Logged

Philosopher Gamer
<meaning></meaning>
JoyWriter
Member

Posts: 469

also known as Josh W


« Reply #10 on: March 02, 2010, 05:46:53 PM »

Honestly, I could see this as being really cool. I know exactly how I'd do it (especially since a lot of things are built around multiples of 5).  I can't really put it on the table though, it just requires me to revise too much.

How about you make a brand new game that does what you really want to do?

That might sound factitious, but you can create a game with a set of playtesters that they really love, but doesn't do what you want. It forms a local maxima of familiarity and newness that achieves a lot of what they want and looks pretty good to you.

No prob, just do a new one, and push the old game more and more in the directions they are interested in. That way you don't have to worry about that game and the new one being confused, they just become heroquest and runequest to each other. Of course, if you start designing specifically for your playtesters, I'd probably ask them to start paying for ashcans/preorders or something, just to insure that this market you are now chasing is a real one.
Logged
Locke
Member

Posts: 85


« Reply #11 on: March 03, 2010, 01:28:13 PM »

it sounds like your rolling scheme is flawed if you have to knock levels out from 5 to 15.  That seems somewhat drastic to me.  Why do you want to make a separate rollign system?
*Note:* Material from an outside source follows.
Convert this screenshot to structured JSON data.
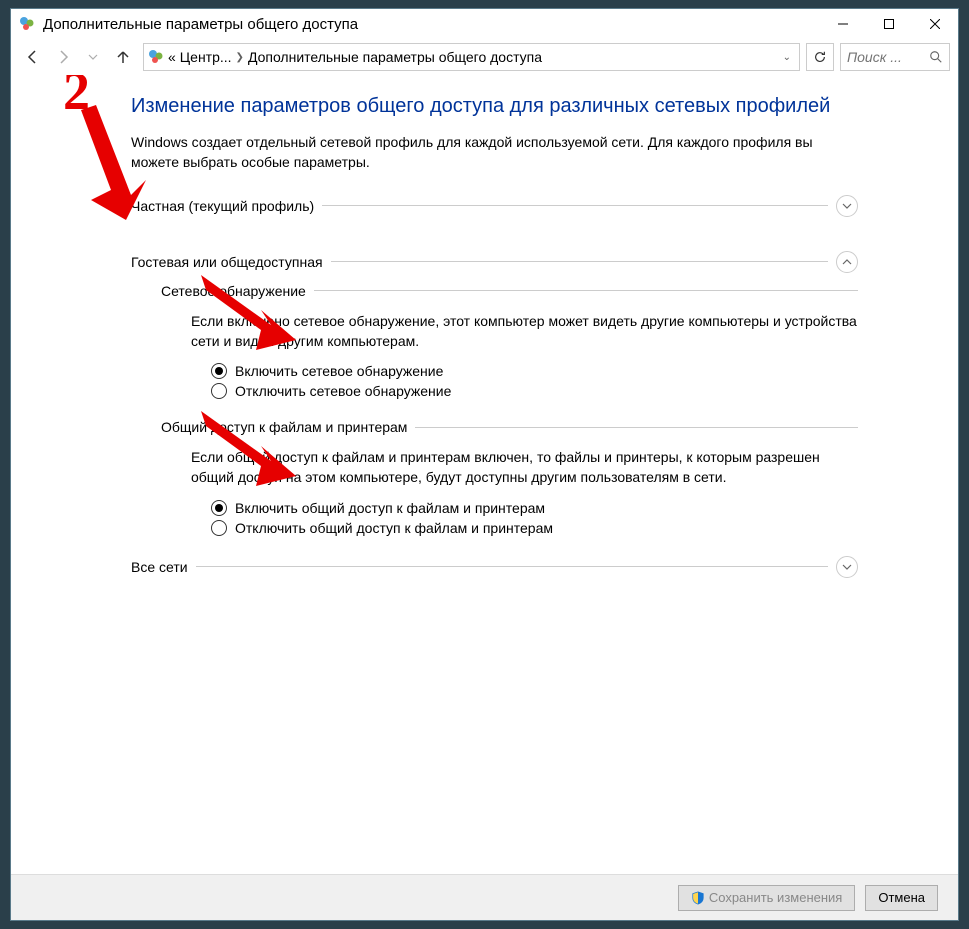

I designed something called "Elegant10"  which is used in my game Age Past.  I designed the rolling to do something that a d20, or a success systems can't do. 

D20's and successes are based off straight probability.  This is why dnd 4th moved to a +5 "trained" system as the 1's and 2's given as bonus didn't amount to a hill of beans for gaming purposes.  YOU are great at hearing that's why you have a +10% chance at it; not really a big bonus at all.

I wanted people to be able to choose how to roll with every roll and with every roll there is a consequence.  Also I wanted the roll its self to matter, so with each roll there is a chance to fail, fumble, have a guaranteed result, or if the skill is high enough critically succeed.

Is skill granted based on level?  Is the skill guaranteed?  Or is the skill purchased?  Because you could raise the price of the skill so that a level 5 might have a value of 3 and a level 15 might have a value of 5.  High level character should always succeed at moderate difficulty tasks.  So if its a balanced system charaters w/o the skill should fail often at moderate tasks and those with the skill should succeed.  It might just be some simple re balancing.  It took me a while to get it right, but make 3 characters at a low level, middle, level and high level.

Say what the character is good at and say absolutely when it should succeed.  Then make the system to succeed.  When I make a system I make a character the way I would be happy playing ti at 1st level, then give it that points to design it to build that way at first level.  Do the same thing with the skills.
Logged

Check out my game Age Past, unique rolling system, in Beta now.  Tell me what you think!
https://docs.google.com/fileview?id=0B-7APna9ZhHEZmRhNmFmODktOTgxNy00NDllLTk0MjgtMjI4YzJlN2MyNmEw&hl=en

Thanks!
Jeff Mechlinski
Pages: [1]
Print
Jump to:  

Powered by MySQL Powered by PHP Powered by SMF 1.1.11 | SMF © 2006-2009, Simple Machines LLC
Oxygen design by Bloc
Valid XHTML 1.0! Valid CSS!